b/w filters/film for wild flowersgreenspun.com : LUSENET : B&W Photo - Film & Processing : One Thread
Hello, I will be going after some shots of spring wild flowers(orchids) in a couple of months. I would really like to do b/w and was wondering about any specific filters for tone enhancement and film choice. I'll be using the Mamiya 120 macro along with some off camera flash. I was thinking about a deep yellow filter and FP4+ film as a start? I have never done this type of photography, so I'll take all the suggestions I can get. I'll be doing my own development and printing. I know that some may ask, why not color for this? My love for b/w is to great! B/w is where it's at for me! Thanks to everyone
-- Rick Obermeyer (firstname.lastname@example.org), February 29, 2000

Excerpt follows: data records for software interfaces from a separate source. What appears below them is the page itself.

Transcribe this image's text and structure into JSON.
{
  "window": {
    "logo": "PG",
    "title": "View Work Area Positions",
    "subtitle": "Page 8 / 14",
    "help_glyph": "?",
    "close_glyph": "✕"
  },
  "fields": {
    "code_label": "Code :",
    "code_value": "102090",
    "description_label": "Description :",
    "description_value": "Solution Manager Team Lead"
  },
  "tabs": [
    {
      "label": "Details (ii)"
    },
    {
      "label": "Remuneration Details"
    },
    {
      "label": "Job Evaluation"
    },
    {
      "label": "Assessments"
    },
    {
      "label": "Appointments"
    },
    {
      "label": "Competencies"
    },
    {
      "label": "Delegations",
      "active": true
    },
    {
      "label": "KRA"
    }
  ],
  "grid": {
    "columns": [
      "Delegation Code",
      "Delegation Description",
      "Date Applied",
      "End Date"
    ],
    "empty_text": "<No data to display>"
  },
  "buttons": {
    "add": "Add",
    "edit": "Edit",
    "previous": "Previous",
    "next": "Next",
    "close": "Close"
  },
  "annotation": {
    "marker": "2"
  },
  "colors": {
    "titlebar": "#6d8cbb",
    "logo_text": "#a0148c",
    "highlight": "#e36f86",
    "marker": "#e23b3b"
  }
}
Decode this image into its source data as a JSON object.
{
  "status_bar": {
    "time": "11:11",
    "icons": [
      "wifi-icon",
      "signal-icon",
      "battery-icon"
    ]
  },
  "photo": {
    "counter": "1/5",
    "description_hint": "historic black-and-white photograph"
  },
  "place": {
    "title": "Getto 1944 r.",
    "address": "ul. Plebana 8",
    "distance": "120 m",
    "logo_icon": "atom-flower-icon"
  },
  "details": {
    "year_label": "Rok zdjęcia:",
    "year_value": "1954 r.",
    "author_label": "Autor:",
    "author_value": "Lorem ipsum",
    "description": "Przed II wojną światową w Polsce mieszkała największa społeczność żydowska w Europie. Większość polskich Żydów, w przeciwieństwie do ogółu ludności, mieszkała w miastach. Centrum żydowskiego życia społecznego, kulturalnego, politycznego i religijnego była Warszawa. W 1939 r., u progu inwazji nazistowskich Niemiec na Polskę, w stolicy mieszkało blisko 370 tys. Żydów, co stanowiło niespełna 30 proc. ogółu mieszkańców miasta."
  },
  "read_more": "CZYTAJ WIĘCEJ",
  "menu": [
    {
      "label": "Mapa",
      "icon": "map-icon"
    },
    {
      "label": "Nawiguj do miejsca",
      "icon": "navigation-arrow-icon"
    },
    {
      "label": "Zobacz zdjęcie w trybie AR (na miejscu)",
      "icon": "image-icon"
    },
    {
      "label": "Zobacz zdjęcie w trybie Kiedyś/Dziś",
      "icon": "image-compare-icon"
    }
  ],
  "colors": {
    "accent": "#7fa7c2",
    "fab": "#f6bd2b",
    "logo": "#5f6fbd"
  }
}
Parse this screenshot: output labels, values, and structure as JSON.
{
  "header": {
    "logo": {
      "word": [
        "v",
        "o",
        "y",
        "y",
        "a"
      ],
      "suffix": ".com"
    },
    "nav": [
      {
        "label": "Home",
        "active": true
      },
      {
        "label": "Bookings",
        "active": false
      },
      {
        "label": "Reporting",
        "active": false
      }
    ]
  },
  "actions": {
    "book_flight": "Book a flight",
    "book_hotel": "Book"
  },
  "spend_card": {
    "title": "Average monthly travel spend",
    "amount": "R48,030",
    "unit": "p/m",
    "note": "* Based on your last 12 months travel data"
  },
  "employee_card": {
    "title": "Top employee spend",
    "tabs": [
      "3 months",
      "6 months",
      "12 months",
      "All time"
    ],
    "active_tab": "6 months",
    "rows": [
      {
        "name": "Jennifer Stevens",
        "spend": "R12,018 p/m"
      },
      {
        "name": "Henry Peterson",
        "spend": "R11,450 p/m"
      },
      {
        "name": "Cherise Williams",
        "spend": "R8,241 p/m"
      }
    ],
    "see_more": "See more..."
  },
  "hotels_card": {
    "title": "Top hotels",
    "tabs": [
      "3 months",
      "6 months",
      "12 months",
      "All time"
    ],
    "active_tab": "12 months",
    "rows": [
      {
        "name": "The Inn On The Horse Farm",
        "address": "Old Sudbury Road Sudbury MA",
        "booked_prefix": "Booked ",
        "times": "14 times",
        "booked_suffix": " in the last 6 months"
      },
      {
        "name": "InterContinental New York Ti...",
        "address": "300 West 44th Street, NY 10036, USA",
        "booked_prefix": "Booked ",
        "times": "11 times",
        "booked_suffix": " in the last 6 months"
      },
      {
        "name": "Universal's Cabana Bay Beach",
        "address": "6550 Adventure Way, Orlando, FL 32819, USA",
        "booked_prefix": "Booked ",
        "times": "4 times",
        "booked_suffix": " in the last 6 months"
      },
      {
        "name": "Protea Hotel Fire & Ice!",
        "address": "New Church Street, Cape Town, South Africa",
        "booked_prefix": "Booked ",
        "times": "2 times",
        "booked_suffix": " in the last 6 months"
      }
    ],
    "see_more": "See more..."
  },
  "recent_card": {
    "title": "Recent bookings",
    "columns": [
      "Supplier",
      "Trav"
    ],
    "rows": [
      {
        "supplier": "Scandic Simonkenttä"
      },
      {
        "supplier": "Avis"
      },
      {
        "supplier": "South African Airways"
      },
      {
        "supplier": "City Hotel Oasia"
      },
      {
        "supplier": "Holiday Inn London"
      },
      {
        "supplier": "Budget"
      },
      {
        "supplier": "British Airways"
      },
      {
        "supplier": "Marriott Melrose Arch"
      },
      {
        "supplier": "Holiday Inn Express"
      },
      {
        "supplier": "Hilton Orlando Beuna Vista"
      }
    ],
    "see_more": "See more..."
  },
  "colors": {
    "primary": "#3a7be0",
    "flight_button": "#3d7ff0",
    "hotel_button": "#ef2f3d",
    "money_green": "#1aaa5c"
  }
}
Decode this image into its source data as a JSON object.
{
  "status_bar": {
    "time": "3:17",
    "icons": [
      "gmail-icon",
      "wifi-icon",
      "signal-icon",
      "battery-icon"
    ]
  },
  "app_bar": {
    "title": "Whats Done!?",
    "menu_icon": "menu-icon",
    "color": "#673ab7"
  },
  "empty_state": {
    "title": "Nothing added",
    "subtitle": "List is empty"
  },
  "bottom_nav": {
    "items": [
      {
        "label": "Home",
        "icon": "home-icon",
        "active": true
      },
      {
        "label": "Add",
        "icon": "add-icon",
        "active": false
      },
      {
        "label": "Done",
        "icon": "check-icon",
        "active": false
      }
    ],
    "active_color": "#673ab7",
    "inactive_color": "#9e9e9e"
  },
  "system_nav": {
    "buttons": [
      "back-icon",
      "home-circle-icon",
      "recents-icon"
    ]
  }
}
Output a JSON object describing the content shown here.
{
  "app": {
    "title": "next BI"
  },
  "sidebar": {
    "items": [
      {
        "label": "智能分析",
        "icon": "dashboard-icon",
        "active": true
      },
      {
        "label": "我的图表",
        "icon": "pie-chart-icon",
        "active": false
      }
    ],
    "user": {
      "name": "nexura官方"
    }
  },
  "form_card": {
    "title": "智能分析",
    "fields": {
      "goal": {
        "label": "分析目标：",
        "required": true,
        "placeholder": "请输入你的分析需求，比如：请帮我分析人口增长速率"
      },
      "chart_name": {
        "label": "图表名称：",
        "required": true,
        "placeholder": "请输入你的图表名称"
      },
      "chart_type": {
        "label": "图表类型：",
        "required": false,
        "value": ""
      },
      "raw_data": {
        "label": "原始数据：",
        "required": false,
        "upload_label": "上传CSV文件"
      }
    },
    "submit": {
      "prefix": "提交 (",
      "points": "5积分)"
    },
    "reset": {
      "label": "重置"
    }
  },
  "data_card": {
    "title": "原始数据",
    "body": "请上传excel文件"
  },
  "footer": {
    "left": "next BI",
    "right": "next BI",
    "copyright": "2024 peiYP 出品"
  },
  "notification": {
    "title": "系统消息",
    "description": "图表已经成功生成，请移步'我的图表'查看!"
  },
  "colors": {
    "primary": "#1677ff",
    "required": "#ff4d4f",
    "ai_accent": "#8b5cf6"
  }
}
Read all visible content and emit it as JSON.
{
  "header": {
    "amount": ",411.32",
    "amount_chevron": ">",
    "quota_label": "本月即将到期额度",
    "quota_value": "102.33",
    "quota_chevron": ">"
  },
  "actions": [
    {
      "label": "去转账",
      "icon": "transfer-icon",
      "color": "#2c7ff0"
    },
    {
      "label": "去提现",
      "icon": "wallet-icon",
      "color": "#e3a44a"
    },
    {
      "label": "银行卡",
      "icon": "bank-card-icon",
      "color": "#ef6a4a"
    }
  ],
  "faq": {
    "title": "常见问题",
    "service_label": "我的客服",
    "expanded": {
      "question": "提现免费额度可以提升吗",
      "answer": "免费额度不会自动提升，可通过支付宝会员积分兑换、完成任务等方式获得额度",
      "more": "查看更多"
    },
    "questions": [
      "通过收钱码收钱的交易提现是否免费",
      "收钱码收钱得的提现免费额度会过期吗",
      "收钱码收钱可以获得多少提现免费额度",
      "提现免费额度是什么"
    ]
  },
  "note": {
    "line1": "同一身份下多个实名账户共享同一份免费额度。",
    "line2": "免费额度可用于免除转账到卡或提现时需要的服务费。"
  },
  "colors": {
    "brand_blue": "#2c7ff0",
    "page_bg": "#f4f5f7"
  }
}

I have'nt used the Ilford, but it is a good film. As for filters, about all I can tell you is that it will lighten its own color and darken its complementary, so a yellow would lighten yellow and yellow-orange and darken blue. I have taken to using a #23 light green for a lot of my foliage stuff. It keeps the bluish shadows much more open than a yellow, but I dont have any bright colored flowers in them so I cant say for sure.
-- Tony Brent (email@example.com), March 01, 2000.
The answer to your question is yes; you've got it covered. Some of my prettiest negatives have come from FP4+, and by the way, I find it responds very nicely to XTOL 1:3.
The yellow filter will make a yellow flower look white, a condition I prefer to leaving it a mid-tone and looking more like the stem.
-- Brian Hinther (BrianH@sd314.k12.id.us), March 01, 2000.
The choice of filter will depend upon the colours, and their intensity, in the image. I would certainly want to have light yellow, orange and light green filters. Depending on the colour of the flowers and the foliage, red, a darker green and light blue (especially if there is snow surrounding the plant) may also be useful. A good guide to filters is in Ansel Adams' "The Negative", which is possibly the best guide to black and white photography available.
-- fw (firstname.lastname@example.org), March 02, 2000.
An add-on question. I've been wondering how many people are doing B&W macro photography, especially nature oriented. I've been contemplating adding a macro lens, but I, too, am wed to B&W and have had difficulty finding examples of B&W macro work (aside from some staged still lifes). Any comments or ideas?
-- Chris Werner (email@example.com), March 03, 2000.